“As far as you can see, going down the island, the power lines are cracked in half,” she said by phone Thursday after riding out the storm with family. She described torn-off roofs and scattered debris: “The middle of the island looks like a bomb was dropped.”
A man was electrocuted in New Orleans, and four people died in Alabama and Georgia when trees fell on homes, authorities said, including two people who were pinned to their bed. In Biloxi, Mississippi, a man drowned when he was trapped in rising seawater.
Officials repeatedly stressed that the risks were not over — pointing out that fatalities often come after a storm has passed, from things like breathing toxic generator fumes or being electrocuted by downed power lines.
Property damage after Hurricane Zeta on, Oct. 29, 2020 in Chalmette, Louisiana. A record seven hurricanes have hit the gulf coast in 2020, bringing prolonged destruction to the area. (Photo by Sandy Huffaker/Getty Images)
Zeta was the 27th named storm of a historically busy year, with more than a month left in the Atlantic hurricane season. It set a new record as the 11th named storm to make landfall in the continental U.S. in a single season, well beyond the nine that hit in 1916. And the coronavirus pandemic has only made things more difficult for evacuees.
“Our heart breaks because this has been a tough, tough year,” said Gov. Edwards, whose state has taken the brunt of the hurricanes.
Every storm is different, and with Zeta the biggest threat was its winds.

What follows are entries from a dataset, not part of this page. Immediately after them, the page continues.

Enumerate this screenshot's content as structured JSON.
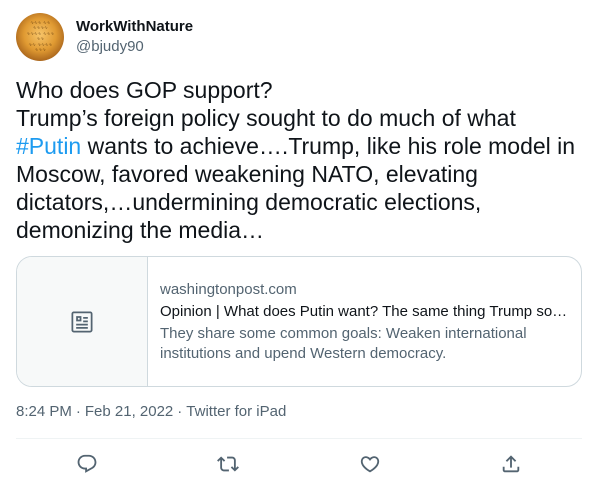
{
  "author": {
    "display_name": "WorkWithNature",
    "handle": "@bjudy90"
  },
  "tweet": {
    "line1": "Who does GOP support?",
    "line2_pre": "Trump’s foreign policy sought to do much of what ",
    "hashtag": "#Putin",
    "line2_post": " wants to achieve….Trump, like his role model in Moscow, favored weakening NATO, elevating dictators,…undermining democratic elections, demonizing the media…"
  },
  "card": {
    "domain": "washingtonpost.com",
    "title": "Opinion | What does Putin want? The same thing Trump sou…",
    "description": "They share some common goals: Weaken international institutions and upend Western democracy."
  },
  "meta": {
    "time": "8:24 PM",
    "date": "Feb 21, 2022",
    "source": "Twitter for iPad",
    "separator": "·"
  },
  "colors": {
    "link": "#1d9bf0",
    "secondary": "#536471",
    "text": "#0f1419",
    "border": "#cfd9de"
  },
  "icons": {
    "reply": "reply-icon",
    "retweet": "retweet-icon",
    "like": "like-icon",
    "share": "share-icon",
    "card_placeholder": "article-icon"
  }
}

The hurricane intensified quickly and was just shy of a major, Category 3 storm when it hit the Louisiana coast.
The howling gale toppled trees and knocked limbs off stately oaks in New Orleans, and in Mississippi the storm surge whipped up by the winds tossed a shrimping boat into a front yard.
Mayor Sheldon Day of Thomasville, Alabama, said hundreds of trees fell in roads and on homes, while some gas station canopies blew over.
“At one point, every major thoroughfare was blocked by trees,” Day said.
Many people were still assessing the damage.
Keith Forrest of Bridge City, Louisiana, was launching a boat with his nephew in Lafitte, Louisiana, on Thursday to try to get to his fishing camp.
“I got a phone call because the roof blew off one camp,” Forrest said.
With just a few days until the Nov. 3 election, there were concerns about whether the storm would impact voters’ ability to get to the polls.
Far fewer early voters showed up after the storm in Pascagoula, Mississippi, a court clerk said, and power failures in two Georgia counties disrupted voting. In Louisiana, getting power back to polling centers was a priority as was letting voters know quickly if there were any changes to locations come Tuesday.
In Georgia, a group of civil rights organizations asked the governor to extend early voting hours Friday.
In the remote area of Plaquemines Parish, Louisiana, commercial fisherman Acy Cooper said his boats survived the storm. But without electricity, he feared operations could be shut down as long as two weeks.
“Without no lights, none of the docks can work," he said. "Everything’s automated now — the scales and the conveyors.”
The heightened storm activity has focused attention on climate change, which scientists say is causing wetter, stronger and more destructive storms.
And as bad as the 2020 hurricane season has been, it isn’t over. Forecasters said disturbed air off the northern coast of South America could become a tropical depression and head toward Nicaragua by early next week — a forecast not lost on Louisiana’s governor.
“Let’s not pray it on anybody else," Edwards said. "Let’s just pray it away from us.”
Kevin McGill reported from New Orleans. Jeff Amy reported from Atlanta. Associated Press contributors include Rebecca Santana in New Orleans, Ben Nadler in Atlanta, Stacey Plaisance in Marrero, Louisiana; Gerald Herbert in Lakeshore, Mississippi; Jay Reeves in Birmingham, Alabama; Denise Lavoie in Richmond, Virginia; Melinda Deslatte in Baton Rouge, Louisiana; Seth Borenstein in Kensington, Maryland; Skip Foreman in Winston-Salem, North Carolina; Leah Willingham in Jackson, Mississippi; Jeff Martin in Marietta, Georgia; Sophia Tulp and Desiree Mathurin in Atlanta.